Much like my personal life, I think I could stand to open up more with my blog as well. I feel as though you, as my reader, are like college friend, who just wants to truly know me. I want to start letting you in more, to show you the truth of my life, in the hopes that you may be able to relate or at least learn something. I have so many ideas for topics I want to write about, from mental health to relationships, but there’s always a voice in my head telling me “you can’t talk about that. You can’t share that on the Internet!” 

Consider this post my official proclamation that I am going to start ignoring that voice, and start listening to the other voice that’s telling me “Go for it! You have something worth sharing, and people who want to listen.” In the coming weeks and months, expect to learn a lot more about me and the things I believe in. Project Let People In begins….now!

“Vulnerability sounds like truth and feels like courage. Truth and courage aren’t always comfortable, but they’re never weakness.” ― Brené Brown

Do you have a difficult or easy time being vulnerable with people in your life? I’d love to hear from you in the comments!

How To Navigate Life Changes

How To Navigate Life Changes

Fear of change is pretty much universal. Nobody likes the unknown, and everyone gets comfortable with what they are used to. But inevitably, our life will change whether we like it or not. Some changes are expected, and others are a total shock to us.

I don’t have any data to back this up, but I think our 20’s might be the time with the most change. As a 24-year-old, I feel the last four years have brought the most changes of my life so far. I studied abroad for a semester, graduated from college, got my first full-time job, moved into my own apartment, lost a relationship, left my job, had family structures shift, and lost my relationship again.

Through all of these changes, some good and some bad, I managed to keep my head up and stay relatively positive, using some of the tips I mention in my How To Stay Positive post.  Lately, I’ve been thinking of ways I have been able to navigate change, and I wanted to share some of my tips with you all.

Live In The Moment

As I mentioned above, everyone is afraid of the unknown. It’s easy to worry about the future, especially during times of change when our future seems so unknown to us. It’s also easy to dwell on the past, and wish that we could go back to what we had before. However, neither of these patterns serve to make us any happier. Change happens, and we can’t go back to what our life was like before. We also can’t predict what is around the corner. All we can do is make this day, this moment, the best it can be. Focus on living in the now, and let life take you where it takes you.

Embrace The Change

There is always a silver lining to whatever change you are experiencing. Change can be stressful, but it is also an exciting opportunity to have a fresh start. You are starting a new chapter in your life, and you can take whatever course you want! I was terrified when I left my job, but I also felt a sense of freedom because now I can choose what I want my next step in my career to be. Do I want to continue working in social media? Do I want to give real estate a try? Or do I want to do something completely different? I’m embracing this life change and looking forward to what is to come.

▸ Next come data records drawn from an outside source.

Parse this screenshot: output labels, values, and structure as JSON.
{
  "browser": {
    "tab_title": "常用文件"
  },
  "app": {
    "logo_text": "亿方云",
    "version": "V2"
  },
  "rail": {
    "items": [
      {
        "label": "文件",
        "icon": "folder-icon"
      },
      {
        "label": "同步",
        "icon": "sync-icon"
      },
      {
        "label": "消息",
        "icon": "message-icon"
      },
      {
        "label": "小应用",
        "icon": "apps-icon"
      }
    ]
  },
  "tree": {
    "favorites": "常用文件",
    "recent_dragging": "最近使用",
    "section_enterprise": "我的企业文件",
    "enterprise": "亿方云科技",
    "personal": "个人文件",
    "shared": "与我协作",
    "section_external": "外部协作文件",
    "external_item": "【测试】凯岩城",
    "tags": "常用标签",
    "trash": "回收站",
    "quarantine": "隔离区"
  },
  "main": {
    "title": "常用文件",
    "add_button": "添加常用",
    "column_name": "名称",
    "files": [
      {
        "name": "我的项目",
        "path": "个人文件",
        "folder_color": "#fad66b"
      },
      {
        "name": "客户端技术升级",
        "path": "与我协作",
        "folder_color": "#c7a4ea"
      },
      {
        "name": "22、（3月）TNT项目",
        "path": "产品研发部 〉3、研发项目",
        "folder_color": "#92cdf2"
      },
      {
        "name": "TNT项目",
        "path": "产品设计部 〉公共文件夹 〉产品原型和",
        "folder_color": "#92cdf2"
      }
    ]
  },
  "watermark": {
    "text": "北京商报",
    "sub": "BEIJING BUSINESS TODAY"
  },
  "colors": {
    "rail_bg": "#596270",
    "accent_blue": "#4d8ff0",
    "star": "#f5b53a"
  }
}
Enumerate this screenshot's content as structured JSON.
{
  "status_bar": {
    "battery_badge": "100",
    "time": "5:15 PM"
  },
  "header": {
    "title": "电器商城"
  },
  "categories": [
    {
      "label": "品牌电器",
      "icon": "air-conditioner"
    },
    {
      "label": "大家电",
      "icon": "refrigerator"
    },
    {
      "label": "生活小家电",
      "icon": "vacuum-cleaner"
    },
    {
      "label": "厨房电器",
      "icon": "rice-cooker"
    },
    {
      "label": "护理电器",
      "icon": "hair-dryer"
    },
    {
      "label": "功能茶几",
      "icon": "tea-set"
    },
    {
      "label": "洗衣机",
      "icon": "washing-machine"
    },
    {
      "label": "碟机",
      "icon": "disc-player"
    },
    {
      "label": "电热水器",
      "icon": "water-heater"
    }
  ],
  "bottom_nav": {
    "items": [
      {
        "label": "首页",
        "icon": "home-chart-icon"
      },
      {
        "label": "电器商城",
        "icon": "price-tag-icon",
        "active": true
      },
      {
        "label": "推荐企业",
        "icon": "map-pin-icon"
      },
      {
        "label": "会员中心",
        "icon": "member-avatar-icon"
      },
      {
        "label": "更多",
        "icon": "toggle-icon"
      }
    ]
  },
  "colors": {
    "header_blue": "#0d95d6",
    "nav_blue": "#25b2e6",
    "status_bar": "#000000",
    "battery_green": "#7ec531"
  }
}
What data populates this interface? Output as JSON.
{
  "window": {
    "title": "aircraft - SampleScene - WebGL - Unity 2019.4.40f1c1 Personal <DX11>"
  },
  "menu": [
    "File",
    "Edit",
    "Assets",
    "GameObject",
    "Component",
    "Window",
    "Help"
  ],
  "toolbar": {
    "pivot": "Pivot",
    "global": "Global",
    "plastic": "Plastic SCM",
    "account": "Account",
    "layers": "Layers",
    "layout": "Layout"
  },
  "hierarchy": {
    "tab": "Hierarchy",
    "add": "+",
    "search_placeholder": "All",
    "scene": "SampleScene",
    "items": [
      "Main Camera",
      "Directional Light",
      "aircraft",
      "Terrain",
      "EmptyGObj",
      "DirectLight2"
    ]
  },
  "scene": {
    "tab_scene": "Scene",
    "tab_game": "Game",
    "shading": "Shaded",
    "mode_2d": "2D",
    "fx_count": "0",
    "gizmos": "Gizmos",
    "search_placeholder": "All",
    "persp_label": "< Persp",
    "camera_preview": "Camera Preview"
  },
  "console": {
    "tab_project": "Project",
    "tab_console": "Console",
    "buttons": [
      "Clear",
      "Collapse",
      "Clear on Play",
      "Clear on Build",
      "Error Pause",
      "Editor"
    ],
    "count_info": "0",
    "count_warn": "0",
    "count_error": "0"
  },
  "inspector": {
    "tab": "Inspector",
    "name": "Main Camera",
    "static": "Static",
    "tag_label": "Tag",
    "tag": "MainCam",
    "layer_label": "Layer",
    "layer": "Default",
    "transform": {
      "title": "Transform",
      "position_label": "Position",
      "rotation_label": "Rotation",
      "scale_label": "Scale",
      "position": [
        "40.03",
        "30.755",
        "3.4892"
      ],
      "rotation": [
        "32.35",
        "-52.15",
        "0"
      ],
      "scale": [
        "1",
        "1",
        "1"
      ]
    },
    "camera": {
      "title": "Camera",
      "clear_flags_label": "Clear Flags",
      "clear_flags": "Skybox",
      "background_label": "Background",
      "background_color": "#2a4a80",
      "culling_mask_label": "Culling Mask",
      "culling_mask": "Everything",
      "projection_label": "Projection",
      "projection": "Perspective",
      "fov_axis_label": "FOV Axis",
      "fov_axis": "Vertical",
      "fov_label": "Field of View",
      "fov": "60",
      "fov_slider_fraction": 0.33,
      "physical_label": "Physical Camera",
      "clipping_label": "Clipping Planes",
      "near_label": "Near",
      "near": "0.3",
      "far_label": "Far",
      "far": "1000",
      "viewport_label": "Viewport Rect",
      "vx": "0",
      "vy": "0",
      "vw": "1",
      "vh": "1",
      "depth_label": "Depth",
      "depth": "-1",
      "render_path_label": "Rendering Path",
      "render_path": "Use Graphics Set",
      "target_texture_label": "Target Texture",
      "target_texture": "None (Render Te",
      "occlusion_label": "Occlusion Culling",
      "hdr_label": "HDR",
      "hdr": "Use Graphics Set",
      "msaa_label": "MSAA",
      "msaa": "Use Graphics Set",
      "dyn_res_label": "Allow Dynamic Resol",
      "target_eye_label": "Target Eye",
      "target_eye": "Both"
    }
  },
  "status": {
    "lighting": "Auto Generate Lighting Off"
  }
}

Create Routines

Part of why change is so frightening is that we feel like we can’t control it. Feeling out of control is never fun, so I try to find small things in my life to take charge of, to set up a sense of routine. For example, my mom and I have been taking walks every morning during the week. Starting my day with a walk (and girl talk with my mom) not only helps me feel happier throughout the day, but it also helps me feel like I am in control of at least one portion of my life. Setting small routines like that is a huge help when everything around you seems a bit chaotic.

 

I hope this helped you all, or will be of help in the future when your next life change occurs. Let me know in the comments how you’ve been able to get through big changes in your life!